* Records for the task
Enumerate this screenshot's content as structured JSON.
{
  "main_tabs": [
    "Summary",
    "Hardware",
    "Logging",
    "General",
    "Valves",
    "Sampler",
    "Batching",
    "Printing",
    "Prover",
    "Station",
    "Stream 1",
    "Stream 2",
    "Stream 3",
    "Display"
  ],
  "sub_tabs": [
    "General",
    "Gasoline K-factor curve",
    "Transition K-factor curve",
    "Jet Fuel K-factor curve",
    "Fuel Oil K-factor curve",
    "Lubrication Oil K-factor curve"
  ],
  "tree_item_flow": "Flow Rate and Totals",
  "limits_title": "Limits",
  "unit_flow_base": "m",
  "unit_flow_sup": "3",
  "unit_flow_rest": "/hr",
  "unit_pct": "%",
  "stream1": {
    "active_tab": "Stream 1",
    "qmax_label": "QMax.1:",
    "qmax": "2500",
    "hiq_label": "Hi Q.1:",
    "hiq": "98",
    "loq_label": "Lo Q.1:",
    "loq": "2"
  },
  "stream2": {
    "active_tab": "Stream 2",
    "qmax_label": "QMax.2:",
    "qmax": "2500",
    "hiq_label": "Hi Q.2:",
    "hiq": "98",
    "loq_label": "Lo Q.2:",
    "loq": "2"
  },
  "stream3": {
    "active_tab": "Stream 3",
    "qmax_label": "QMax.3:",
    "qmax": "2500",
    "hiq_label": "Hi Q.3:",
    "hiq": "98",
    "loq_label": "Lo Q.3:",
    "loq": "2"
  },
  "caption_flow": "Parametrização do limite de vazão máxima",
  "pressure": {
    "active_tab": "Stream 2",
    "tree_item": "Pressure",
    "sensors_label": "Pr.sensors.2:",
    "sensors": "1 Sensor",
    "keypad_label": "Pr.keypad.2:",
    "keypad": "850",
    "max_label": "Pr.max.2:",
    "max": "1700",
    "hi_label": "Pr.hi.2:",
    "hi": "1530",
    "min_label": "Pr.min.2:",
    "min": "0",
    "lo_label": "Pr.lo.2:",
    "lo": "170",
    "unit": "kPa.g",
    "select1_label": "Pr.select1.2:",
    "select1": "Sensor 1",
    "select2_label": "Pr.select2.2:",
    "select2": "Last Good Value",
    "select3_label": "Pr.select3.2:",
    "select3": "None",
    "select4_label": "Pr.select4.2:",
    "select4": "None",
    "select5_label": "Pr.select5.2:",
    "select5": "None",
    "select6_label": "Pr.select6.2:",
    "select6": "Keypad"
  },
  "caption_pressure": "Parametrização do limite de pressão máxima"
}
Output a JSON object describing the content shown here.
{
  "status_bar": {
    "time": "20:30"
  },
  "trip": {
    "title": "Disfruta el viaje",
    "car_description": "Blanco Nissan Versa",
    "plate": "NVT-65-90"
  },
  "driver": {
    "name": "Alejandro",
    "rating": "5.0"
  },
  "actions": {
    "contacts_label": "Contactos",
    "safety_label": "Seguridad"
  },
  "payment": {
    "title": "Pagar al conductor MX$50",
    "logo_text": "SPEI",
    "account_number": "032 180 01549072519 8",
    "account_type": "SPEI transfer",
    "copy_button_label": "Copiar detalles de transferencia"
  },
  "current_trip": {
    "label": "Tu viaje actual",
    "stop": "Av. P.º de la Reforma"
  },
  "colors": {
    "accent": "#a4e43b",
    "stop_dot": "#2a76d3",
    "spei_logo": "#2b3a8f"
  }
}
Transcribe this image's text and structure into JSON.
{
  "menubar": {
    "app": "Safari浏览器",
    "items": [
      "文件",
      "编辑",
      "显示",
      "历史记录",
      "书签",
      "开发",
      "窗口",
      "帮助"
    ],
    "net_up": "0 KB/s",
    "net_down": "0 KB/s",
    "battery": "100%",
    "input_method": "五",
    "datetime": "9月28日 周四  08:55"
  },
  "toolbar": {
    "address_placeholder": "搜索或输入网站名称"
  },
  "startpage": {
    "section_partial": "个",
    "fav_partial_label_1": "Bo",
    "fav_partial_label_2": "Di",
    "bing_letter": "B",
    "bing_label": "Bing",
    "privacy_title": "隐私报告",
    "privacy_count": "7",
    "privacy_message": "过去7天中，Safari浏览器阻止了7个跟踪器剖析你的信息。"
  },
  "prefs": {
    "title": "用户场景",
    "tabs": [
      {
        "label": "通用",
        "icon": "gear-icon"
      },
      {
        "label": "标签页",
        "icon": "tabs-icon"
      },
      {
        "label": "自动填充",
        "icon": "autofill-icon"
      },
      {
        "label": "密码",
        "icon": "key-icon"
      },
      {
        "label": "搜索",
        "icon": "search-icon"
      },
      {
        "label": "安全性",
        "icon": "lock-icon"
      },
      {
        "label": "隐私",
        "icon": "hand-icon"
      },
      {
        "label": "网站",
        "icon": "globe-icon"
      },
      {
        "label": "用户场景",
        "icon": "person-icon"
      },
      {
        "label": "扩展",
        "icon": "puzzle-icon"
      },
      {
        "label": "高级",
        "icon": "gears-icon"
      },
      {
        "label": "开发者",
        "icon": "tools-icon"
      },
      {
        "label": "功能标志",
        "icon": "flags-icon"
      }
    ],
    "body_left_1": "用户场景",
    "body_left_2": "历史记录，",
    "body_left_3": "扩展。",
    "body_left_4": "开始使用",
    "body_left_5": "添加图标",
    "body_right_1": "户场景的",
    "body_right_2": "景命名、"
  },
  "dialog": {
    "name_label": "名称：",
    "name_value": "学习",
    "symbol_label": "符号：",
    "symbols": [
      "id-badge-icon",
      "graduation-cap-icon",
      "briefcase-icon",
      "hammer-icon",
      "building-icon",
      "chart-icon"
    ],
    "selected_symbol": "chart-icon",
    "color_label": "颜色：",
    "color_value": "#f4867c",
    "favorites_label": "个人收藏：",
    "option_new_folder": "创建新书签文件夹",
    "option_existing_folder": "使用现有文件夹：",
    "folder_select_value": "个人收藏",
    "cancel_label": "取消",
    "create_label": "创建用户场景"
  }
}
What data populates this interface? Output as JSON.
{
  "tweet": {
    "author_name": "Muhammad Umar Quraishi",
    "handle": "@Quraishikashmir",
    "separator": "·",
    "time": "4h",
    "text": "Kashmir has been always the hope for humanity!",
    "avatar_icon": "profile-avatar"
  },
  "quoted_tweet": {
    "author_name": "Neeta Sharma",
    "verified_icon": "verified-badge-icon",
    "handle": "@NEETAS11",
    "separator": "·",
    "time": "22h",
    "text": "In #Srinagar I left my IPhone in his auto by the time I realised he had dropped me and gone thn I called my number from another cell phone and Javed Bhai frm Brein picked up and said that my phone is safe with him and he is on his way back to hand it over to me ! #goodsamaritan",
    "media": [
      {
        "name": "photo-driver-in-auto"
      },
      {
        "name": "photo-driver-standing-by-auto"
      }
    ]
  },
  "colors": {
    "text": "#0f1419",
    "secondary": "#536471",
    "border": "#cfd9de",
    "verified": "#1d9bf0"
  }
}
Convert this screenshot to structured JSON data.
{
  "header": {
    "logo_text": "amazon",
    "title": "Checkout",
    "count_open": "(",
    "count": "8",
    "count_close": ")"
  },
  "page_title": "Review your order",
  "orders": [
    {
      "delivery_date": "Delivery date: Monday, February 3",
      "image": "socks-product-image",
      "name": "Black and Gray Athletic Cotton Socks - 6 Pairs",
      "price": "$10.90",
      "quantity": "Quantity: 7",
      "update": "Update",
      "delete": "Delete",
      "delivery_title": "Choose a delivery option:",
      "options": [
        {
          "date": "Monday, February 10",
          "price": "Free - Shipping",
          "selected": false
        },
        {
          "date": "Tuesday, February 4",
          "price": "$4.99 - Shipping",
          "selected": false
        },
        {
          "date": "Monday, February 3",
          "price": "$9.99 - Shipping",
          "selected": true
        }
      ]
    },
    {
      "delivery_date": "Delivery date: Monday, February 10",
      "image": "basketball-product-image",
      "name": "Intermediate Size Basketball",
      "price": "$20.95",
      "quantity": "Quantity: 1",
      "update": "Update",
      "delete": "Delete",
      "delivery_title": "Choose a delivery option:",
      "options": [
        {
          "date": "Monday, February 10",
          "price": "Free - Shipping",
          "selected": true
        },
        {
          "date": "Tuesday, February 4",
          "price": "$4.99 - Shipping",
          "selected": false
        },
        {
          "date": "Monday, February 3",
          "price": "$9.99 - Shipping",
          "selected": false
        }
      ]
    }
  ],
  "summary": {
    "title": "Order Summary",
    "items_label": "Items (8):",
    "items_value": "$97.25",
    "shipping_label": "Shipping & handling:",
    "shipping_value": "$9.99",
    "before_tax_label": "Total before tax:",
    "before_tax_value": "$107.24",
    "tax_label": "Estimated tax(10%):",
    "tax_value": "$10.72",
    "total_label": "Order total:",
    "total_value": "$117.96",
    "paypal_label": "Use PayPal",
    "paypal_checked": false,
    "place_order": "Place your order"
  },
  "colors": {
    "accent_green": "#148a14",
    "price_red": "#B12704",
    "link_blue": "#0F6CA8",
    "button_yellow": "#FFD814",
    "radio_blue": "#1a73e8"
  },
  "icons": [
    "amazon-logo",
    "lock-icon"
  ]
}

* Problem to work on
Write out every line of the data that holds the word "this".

* Worked solution
Enumerate this screenshot's content as structured JSON.
Transcribe this image's text and structure into JSON.
What data populates this interface? Output as JSON.
Convert this screenshot to structured JSON data.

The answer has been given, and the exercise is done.